(TO DO): Look through the lines below for the word "Plume", and copy every line that has it.

*** Begin section ***

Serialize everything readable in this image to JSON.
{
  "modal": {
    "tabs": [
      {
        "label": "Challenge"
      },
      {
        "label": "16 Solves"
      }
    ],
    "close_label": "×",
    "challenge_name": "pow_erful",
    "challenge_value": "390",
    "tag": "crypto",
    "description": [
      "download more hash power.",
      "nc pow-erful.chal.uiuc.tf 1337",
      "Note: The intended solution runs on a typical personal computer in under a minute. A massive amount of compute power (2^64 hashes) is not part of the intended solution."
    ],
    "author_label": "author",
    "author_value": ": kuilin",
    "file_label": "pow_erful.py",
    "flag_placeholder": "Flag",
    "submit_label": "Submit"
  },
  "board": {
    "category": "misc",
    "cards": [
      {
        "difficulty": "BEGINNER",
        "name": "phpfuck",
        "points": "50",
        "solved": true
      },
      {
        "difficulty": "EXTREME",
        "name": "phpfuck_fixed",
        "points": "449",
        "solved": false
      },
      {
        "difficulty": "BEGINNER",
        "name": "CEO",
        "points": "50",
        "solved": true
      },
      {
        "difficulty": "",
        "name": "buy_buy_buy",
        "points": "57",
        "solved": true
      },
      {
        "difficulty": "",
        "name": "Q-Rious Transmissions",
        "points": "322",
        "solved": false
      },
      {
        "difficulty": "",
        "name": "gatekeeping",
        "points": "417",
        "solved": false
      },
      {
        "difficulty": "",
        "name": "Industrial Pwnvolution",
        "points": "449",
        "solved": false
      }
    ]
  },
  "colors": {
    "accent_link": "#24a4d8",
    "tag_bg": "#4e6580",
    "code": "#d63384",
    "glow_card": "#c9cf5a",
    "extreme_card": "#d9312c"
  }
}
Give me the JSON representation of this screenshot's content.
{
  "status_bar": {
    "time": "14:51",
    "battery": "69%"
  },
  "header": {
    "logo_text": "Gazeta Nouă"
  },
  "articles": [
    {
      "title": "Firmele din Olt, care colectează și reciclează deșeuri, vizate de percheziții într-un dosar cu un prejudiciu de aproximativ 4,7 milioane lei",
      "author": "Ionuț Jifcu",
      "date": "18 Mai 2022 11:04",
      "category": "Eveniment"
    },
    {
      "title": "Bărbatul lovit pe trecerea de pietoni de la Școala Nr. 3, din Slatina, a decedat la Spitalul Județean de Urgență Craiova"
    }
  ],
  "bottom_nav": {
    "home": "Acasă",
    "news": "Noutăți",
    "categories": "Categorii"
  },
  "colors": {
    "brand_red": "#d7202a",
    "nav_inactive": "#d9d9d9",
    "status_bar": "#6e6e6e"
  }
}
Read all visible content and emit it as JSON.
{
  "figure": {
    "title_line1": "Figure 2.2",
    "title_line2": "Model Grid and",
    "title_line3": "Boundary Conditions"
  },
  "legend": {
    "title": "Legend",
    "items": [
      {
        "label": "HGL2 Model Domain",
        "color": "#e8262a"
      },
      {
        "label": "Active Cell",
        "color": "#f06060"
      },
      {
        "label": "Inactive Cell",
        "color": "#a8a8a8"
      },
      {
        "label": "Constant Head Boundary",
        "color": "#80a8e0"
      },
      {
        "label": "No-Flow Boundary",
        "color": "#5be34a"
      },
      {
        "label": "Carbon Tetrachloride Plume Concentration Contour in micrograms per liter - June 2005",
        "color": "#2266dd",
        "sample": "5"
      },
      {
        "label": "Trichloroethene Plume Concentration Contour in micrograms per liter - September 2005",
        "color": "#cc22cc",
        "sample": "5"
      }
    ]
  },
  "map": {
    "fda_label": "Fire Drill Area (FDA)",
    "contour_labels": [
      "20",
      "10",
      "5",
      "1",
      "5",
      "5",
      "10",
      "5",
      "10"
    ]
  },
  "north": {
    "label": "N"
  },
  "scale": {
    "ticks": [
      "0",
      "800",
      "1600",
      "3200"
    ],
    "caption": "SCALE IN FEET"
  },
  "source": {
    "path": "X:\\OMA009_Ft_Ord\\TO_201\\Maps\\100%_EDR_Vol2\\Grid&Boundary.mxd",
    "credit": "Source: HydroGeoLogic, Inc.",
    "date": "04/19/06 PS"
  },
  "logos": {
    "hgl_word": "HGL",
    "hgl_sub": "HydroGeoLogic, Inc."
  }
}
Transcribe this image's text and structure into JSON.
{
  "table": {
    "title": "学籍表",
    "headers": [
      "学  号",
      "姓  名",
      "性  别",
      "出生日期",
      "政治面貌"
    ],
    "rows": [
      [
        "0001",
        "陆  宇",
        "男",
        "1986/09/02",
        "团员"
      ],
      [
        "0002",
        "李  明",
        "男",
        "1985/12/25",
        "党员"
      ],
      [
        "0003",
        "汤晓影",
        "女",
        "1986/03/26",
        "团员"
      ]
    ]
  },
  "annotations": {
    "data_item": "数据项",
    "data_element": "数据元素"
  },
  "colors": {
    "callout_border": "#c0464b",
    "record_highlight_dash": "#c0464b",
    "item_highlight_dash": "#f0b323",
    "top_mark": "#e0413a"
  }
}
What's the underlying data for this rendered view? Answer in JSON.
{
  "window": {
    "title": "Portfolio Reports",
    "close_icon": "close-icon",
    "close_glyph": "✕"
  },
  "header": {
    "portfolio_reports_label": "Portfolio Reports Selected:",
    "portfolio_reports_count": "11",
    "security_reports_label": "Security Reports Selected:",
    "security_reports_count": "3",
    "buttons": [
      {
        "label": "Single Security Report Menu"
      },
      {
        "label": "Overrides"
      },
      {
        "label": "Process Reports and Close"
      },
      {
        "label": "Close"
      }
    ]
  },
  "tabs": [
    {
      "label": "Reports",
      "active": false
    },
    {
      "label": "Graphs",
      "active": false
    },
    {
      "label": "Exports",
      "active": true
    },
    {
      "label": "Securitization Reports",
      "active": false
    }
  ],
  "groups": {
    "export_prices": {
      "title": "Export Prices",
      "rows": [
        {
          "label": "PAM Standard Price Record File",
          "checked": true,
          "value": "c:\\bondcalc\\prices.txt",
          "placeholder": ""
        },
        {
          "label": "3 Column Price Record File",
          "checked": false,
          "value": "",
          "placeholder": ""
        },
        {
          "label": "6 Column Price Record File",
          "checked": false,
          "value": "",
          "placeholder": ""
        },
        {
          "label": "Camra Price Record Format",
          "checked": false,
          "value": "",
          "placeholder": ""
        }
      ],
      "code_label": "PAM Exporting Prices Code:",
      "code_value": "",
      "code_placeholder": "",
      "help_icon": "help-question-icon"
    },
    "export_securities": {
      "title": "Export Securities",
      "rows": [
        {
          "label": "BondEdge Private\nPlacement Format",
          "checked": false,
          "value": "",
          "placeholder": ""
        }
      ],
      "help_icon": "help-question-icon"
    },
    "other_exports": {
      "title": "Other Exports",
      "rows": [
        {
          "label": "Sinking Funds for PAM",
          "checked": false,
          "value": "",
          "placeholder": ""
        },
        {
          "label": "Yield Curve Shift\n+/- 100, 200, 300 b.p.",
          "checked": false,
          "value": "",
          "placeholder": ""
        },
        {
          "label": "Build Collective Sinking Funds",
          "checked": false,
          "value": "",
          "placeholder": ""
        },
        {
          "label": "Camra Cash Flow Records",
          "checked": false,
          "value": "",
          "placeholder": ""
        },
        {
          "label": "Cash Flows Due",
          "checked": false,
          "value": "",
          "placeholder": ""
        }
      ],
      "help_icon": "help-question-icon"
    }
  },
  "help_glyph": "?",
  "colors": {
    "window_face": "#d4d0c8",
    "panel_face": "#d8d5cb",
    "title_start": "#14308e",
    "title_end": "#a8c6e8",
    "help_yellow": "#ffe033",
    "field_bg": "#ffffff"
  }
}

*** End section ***

(ANSWER SECTION):
        "label": "Carbon Tetrachloride Plume Concentration Contour in micrograms per liter - June 2005",
        "label": "Trichloroethene Plume Concentration Contour in micrograms per liter - September 2005",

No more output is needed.